Beaumont is convicted an sent to a primitive African prison where he is tortured and treated as a slave. During his two years of incarceration, Beaumont befriends a native prisoner, and they formulate a plan to escape – it’s the one where one man pretends to have stomach cramps etc…I am sure you’ve seen it before. Their ploy works and the two men escape and head to the village where the African prisoner came from. Unfortunately the Malagawi army is on their tail and follows them to the village. The soldiers shoot up and burn the village. Beaumont’s companion is shot during the insurgence, but Beaumont, armed with a sniper’s rifle, shoots a few key soldiers and during the confusion he manages to escape.

The film then moves to Paris – we know this because of the aerial shots of the Eiffel Tower. Back on his home turf, Beaumont announces his return to France by sending his superiors at the French Secret Service a telegram. The telegram is in a code that has not been used for over two years, and takes a while to decipher.

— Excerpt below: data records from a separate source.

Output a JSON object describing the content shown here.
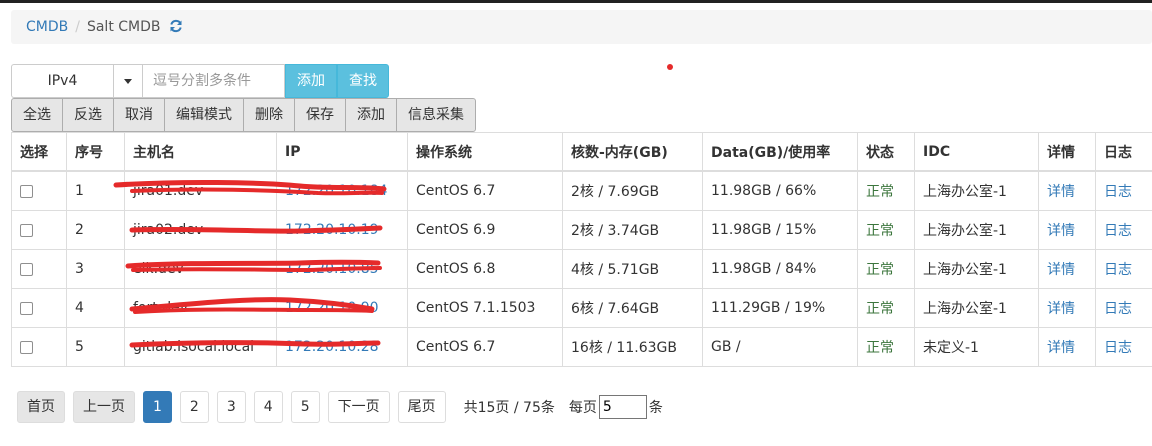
{
  "breadcrumb": {
    "root": "CMDB",
    "current": "Salt CMDB"
  },
  "search": {
    "select_value": "IPv4",
    "placeholder": "逗号分割多条件",
    "add_label": "添加",
    "find_label": "查找"
  },
  "toolbar": [
    "全选",
    "反选",
    "取消",
    "编辑模式",
    "删除",
    "保存",
    "添加",
    "信息采集"
  ],
  "table": {
    "headers": [
      "选择",
      "序号",
      "主机名",
      "IP",
      "操作系统",
      "核数-内存(GB)",
      "Data(GB)/使用率",
      "状态",
      "IDC",
      "详情",
      "日志"
    ],
    "rows": [
      {
        "id": "1",
        "host": "jira01.dev",
        "ip": "172.20.10.184",
        "os": "CentOS 6.7",
        "cpu_mem": "2核 / 7.69GB",
        "data": "11.98GB / 66%",
        "status": "正常",
        "idc": "上海办公室-1",
        "detail": "详情",
        "log": "日志"
      },
      {
        "id": "2",
        "host": "jira02.dev",
        "ip": "172.20.10.19",
        "os": "CentOS 6.9",
        "cpu_mem": "2核 / 3.74GB",
        "data": "11.98GB / 15%",
        "status": "正常",
        "idc": "上海办公室-1",
        "detail": "详情",
        "log": "日志"
      },
      {
        "id": "3",
        "host": "elk.dev",
        "ip": "172.20.10.85",
        "os": "CentOS 6.8",
        "cpu_mem": "4核 / 5.71GB",
        "data": "11.98GB / 84%",
        "status": "正常",
        "idc": "上海办公室-1",
        "detail": "详情",
        "log": "日志"
      },
      {
        "id": "4",
        "host": "fort.dev",
        "ip": "172.20.10.90",
        "os": "CentOS 7.1.1503",
        "cpu_mem": "6核 / 7.64GB",
        "data": "111.29GB / 19%",
        "status": "正常",
        "idc": "上海办公室-1",
        "detail": "详情",
        "log": "日志"
      },
      {
        "id": "5",
        "host": "gitlab.isocal.local",
        "ip": "172.20.10.28",
        "os": "CentOS 6.7",
        "cpu_mem": "16核 / 11.63GB",
        "data": "GB /",
        "status": "正常",
        "idc": "未定义-1",
        "detail": "详情",
        "log": "日志"
      }
    ]
  },
  "pagination": {
    "first": "首页",
    "prev": "上一页",
    "pages": [
      "1",
      "2",
      "3",
      "4",
      "5"
    ],
    "next": "下一页",
    "last": "尾页",
    "summary": "共15页 / 75条",
    "per_page_label": "每页",
    "per_page_value": "5",
    "per_page_unit": "条"
  },
  "colors": {
    "link": "#337ab7",
    "status_ok": "#3c763d",
    "info_button": "#5bc0de",
    "scribble": "#e52a2a"
  }
}
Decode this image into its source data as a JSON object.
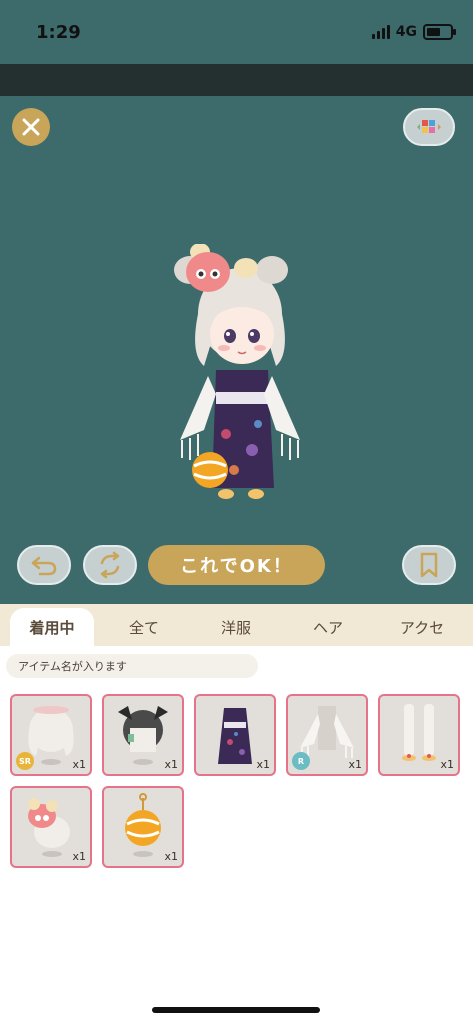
{
  "status": {
    "time": "1:29",
    "network": "4G",
    "battery_level": 0.6
  },
  "colors": {
    "stage_bg": "#3d6b6c",
    "accent_gold": "#c9a55a",
    "item_border": "#e5738a"
  },
  "actions": {
    "close_icon": "close-icon",
    "palette_icon": "color-grid-icon",
    "undo_icon": "undo-arrow-icon",
    "refresh_icon": "refresh-icon",
    "ok_label": "これでOK！",
    "bookmark_icon": "bookmark-icon"
  },
  "tabs": [
    {
      "label": "着用中",
      "active": true
    },
    {
      "label": "全て",
      "active": false
    },
    {
      "label": "洋服",
      "active": false
    },
    {
      "label": "ヘア",
      "active": false
    },
    {
      "label": "アクセ",
      "active": false
    }
  ],
  "search": {
    "placeholder": "アイテム名が入ります"
  },
  "items": [
    {
      "name": "hair-item-1",
      "qty": "x1",
      "rarity": "SR"
    },
    {
      "name": "hair-item-2",
      "qty": "x1",
      "rarity": ""
    },
    {
      "name": "yukata-item",
      "qty": "x1",
      "rarity": ""
    },
    {
      "name": "white-shawl-item",
      "qty": "x1",
      "rarity": "R"
    },
    {
      "name": "socks-sandals-item",
      "qty": "x1",
      "rarity": ""
    },
    {
      "name": "mask-accessory-item",
      "qty": "x1",
      "rarity": ""
    },
    {
      "name": "water-balloon-item",
      "qty": "x1",
      "rarity": ""
    }
  ]
}
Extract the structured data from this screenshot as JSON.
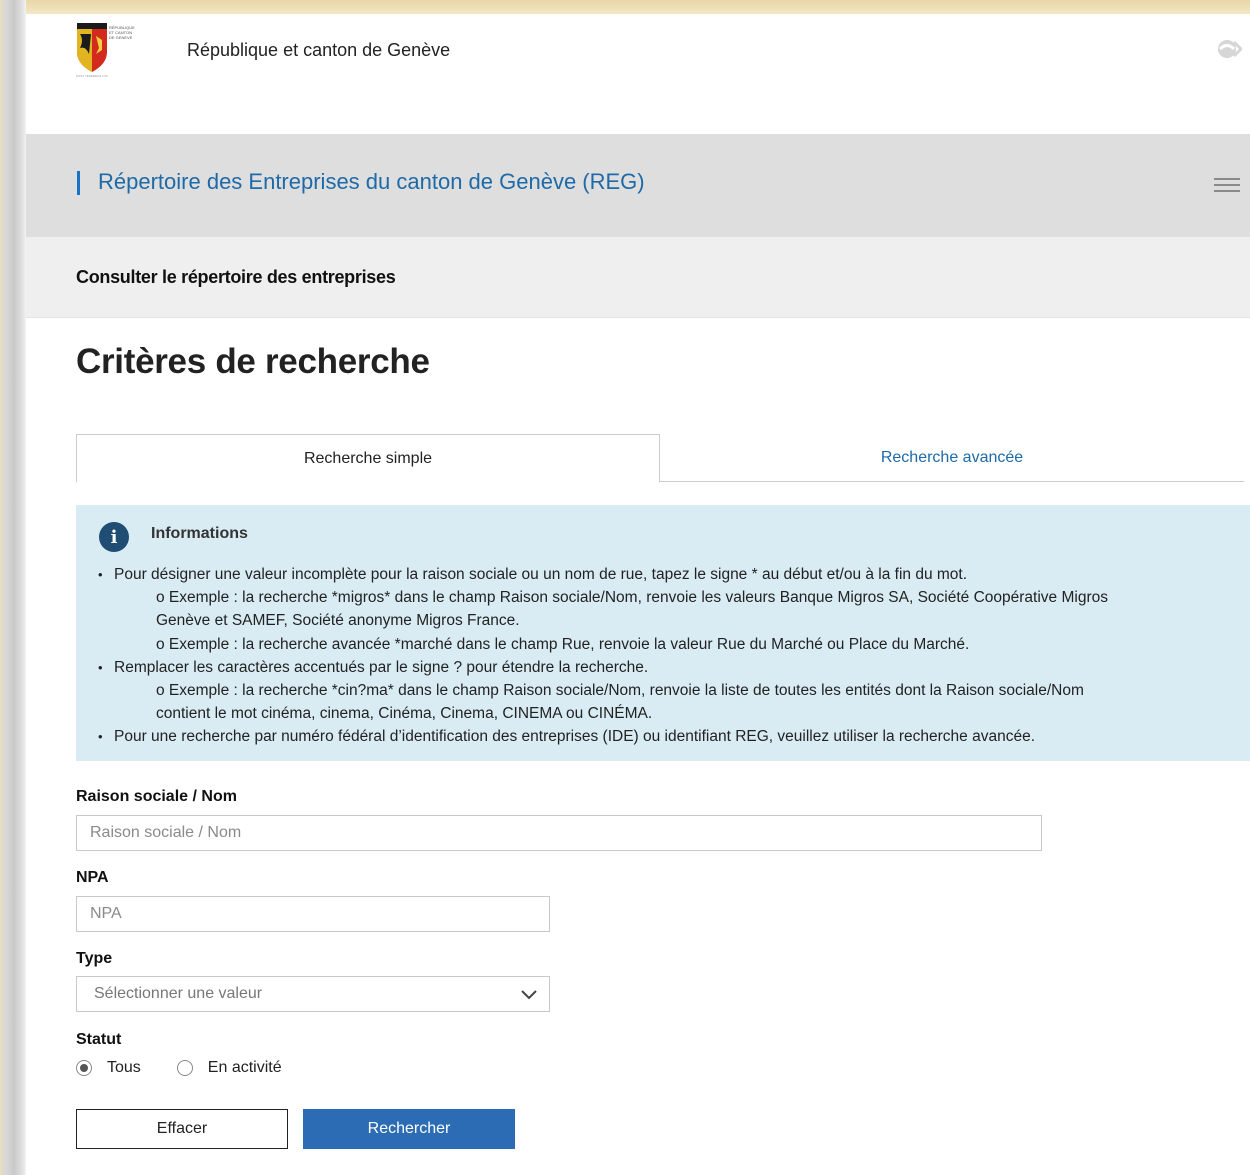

Once they do, the heads of the Secret Service and the government are in for a shock…

You see, two years ago, Beaumont was sent to assassinate President N’Jala – that much is true. But he did it on the orders of his superiors in the French Secret Service, who in turn were following orders from the French Foreign Minister. But by the time Beaumont had arrived in Africa, the situation, politically, had changed. President N’Jala was now an ally and the need for his death was no longer warranted. But the Secret Service chose not to abort the mission. Instead they sold out Beaumont to N’Jala’s Secret Police.

Now Beaumont is back, and his telegram states that he is going to go through with his original mission – kill President N’Jala. Coincidently, N’Jala is going to be in Paris over the next three days, involved in some diplomatic discussions. This gives Beaumont plenty of time to carry out his mission, and provide plenty of headaches for the Secret Service.

One of the many headaches, on top of protecting the President of a foreign nation from assassination by a highly trained operative, is that Beaumont may go to the press and release details of his original mission and his subsequent betrayal. The truth would cause the government quite a great deal of embarrassment.

Ultimately there is only one option that can be employed by the government and the Secret Service; and that is to silence Joss Beaumont permanently. The man selected to do this is the sadistic Rosen (Robert Hossein), who get’s off on hurting people. In his attempts to capture Beaumont, he manipulates and abuses those that Beaumont still has a connection wife, such as his wife, Jeanne (Elisabeth Margoni) and his oldest friend, Valeras (Michel Beaune). This begins a cat and mouse game between Beaumont and Rosen which dominates much of the film.

Le Professionnel is professionally made entertainment. Despite the quasi-political nature of the story, the film isn’t too deep. The plot machinations are simply to showcase Belmondo’s brand of death defying mayhem. As usual, Belmondo does most of his own stunts, and while they aren’t as outrageous as some of his other films, he still gets to climb about on the ledges on building and participate in a high speed car chase through the streets of Paris.

Le Professionnel (1981)